Nearly 12% of the content of an egg is fat. Fat is found mostly in the yolk, and very less percentage of the fat is contained in the albumen. A large chicken egg contains 186 mg of cholesterol, while a large duck egg (70 g) contains 619 mg of cholesterol. Cholesterol content in eggs is considered to be a debating point in today's time. Cholesterol is mainly contained in the yolk part, therefore, dietitians nowadays suggest inclusion of three white eggs in the diet, instead of two eggs with the yolk.
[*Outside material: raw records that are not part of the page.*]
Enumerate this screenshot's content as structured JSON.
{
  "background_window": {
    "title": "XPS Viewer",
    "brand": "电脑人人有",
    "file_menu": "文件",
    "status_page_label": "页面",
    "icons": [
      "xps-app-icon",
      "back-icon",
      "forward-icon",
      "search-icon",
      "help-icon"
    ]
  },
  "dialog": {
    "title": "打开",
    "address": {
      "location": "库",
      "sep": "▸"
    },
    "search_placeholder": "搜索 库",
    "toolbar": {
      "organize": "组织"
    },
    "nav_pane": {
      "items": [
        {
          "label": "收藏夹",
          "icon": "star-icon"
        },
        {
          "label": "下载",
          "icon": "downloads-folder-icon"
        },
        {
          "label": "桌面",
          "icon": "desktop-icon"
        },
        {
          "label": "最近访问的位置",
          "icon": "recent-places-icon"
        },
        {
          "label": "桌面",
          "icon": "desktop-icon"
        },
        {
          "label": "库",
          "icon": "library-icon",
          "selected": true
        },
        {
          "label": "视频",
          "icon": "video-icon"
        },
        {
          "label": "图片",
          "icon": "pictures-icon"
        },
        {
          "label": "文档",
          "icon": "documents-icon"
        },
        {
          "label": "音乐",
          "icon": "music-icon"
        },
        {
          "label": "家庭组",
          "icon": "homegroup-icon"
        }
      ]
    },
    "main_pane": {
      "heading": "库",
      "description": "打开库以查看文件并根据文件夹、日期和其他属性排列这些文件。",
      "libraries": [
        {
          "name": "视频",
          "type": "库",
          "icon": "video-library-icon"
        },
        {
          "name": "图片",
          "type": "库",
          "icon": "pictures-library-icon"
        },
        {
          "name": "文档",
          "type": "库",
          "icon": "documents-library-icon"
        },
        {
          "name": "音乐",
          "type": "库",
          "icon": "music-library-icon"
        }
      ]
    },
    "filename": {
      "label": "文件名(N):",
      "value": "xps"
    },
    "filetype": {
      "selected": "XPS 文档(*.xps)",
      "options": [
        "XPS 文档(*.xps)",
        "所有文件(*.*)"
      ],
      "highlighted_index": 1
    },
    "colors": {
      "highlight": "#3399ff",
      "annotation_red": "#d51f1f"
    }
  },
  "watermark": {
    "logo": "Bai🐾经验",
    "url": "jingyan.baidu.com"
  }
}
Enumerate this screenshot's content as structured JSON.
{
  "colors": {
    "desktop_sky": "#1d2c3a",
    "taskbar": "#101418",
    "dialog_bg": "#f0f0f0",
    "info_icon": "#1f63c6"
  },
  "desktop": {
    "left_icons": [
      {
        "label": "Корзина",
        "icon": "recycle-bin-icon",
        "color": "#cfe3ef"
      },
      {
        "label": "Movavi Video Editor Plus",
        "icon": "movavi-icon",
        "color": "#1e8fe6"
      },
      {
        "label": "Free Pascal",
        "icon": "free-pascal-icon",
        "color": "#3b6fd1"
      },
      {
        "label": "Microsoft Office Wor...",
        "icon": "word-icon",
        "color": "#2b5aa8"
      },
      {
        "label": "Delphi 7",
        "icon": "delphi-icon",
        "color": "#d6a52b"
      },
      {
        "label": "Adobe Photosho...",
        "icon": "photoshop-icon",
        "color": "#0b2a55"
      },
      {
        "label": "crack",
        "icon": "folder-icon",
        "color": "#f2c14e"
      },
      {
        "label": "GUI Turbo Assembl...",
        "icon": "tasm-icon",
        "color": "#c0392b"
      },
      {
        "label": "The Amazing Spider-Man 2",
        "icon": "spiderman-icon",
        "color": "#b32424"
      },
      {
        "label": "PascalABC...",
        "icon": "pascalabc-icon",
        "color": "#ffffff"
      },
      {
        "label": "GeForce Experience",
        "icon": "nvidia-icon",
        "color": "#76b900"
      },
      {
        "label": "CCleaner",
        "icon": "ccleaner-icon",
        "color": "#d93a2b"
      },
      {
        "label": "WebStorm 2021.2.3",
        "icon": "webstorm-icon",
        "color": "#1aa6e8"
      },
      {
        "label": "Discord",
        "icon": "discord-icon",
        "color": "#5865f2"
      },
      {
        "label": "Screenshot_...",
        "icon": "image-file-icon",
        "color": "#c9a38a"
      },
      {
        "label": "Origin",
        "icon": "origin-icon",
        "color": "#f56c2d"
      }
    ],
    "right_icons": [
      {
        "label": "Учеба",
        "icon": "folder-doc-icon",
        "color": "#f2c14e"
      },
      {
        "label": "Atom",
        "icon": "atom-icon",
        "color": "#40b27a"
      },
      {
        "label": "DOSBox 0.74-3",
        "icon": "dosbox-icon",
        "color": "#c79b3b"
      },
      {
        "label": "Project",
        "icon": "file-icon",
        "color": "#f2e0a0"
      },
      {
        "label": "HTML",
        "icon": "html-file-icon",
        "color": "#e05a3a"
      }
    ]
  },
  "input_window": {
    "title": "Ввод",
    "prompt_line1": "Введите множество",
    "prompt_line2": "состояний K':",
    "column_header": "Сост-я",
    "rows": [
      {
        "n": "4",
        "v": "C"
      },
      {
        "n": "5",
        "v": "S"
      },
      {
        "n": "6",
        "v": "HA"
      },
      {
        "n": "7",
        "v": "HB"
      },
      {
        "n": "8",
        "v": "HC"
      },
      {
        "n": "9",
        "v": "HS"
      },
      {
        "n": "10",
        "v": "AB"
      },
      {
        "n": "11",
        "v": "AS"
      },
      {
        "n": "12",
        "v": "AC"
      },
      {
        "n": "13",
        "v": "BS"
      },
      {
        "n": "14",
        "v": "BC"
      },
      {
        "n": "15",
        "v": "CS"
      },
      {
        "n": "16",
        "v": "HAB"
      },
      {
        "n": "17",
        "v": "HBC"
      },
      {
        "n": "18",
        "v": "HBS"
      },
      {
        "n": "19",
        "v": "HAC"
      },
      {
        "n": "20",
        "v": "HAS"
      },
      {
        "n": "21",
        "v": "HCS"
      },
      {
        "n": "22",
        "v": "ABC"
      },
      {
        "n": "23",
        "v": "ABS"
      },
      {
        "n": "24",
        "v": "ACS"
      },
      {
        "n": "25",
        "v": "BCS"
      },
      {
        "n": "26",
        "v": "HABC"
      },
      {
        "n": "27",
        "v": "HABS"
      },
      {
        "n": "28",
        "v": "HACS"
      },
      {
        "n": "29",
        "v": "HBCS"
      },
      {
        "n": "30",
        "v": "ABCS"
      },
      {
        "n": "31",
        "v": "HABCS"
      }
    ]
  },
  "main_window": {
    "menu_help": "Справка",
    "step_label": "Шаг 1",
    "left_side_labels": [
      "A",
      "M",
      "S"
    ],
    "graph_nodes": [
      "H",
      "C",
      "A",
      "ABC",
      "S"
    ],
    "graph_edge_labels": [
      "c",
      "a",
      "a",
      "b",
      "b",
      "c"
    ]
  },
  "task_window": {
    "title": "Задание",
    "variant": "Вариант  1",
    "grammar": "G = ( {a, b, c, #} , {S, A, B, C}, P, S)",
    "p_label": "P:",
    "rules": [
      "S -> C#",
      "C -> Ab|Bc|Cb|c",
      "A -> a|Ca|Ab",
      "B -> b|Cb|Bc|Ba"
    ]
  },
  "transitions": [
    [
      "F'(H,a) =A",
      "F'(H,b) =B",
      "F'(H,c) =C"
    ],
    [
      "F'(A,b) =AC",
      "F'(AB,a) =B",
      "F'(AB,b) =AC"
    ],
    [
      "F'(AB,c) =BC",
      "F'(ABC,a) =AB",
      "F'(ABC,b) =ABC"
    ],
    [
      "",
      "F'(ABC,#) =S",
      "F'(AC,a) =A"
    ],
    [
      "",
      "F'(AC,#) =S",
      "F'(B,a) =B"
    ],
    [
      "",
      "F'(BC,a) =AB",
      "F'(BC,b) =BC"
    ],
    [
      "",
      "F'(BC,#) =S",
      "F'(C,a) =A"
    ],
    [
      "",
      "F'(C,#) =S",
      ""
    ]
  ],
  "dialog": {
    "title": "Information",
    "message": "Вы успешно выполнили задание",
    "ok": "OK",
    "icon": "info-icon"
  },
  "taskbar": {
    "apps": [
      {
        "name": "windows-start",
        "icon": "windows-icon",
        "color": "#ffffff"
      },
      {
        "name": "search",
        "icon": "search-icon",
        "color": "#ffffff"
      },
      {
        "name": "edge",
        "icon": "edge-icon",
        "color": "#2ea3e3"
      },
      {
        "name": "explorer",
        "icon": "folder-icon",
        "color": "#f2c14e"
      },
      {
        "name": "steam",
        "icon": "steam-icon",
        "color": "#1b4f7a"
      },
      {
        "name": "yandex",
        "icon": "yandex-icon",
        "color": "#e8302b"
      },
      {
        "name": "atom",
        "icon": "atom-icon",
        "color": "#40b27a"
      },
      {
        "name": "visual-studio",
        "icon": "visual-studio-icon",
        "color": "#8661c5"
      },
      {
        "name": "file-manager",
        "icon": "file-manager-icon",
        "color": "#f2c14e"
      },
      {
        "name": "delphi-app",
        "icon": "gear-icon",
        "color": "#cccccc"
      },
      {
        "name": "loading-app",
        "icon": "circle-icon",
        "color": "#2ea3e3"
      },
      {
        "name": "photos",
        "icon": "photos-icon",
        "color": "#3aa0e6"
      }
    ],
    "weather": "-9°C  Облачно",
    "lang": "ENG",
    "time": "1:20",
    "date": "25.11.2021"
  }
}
The eggs nutritional value is considered to be lessened by the cholesterol levels, however, when we look at various other benefits, this issue is not a big factor.

Health Benefits

Some of the important nutritional benefits of eggs are as follows.
  • Eating eggs on a regular basis strengthens the immune system.
  • Eggs are good for eyes and they prevent macular degeneration.
  • Including egg in our diets lowers the risk of developing cataracts.
  • It is believed that eggs help reduce the risk of breast cancer.
  • Eggs foster healthy growth of hair and nails, because they contain high amounts of sulfur, protein, vitamins, and minerals.
  • Eggs contain the naturally occurring vitamin D, and are beneficial for skin.
  • Eggs contain a nutrient called choline, that is useful in the regulation of the nervous system, brain, and cardiovascular system.
Eggs are one of the best poultry foods for bodybuilding supplements. They are recommended by almost every gym trainer and expert. Those who don't want to consume cholesterol can consume only the white part of an egg. Eggs should be incorporated in balanced diet programs as they are beneficial for our health.

Disclaimer: This Buzzle article is for informative purposes only, and should not be replaced for the advice of a physician/nutritionist.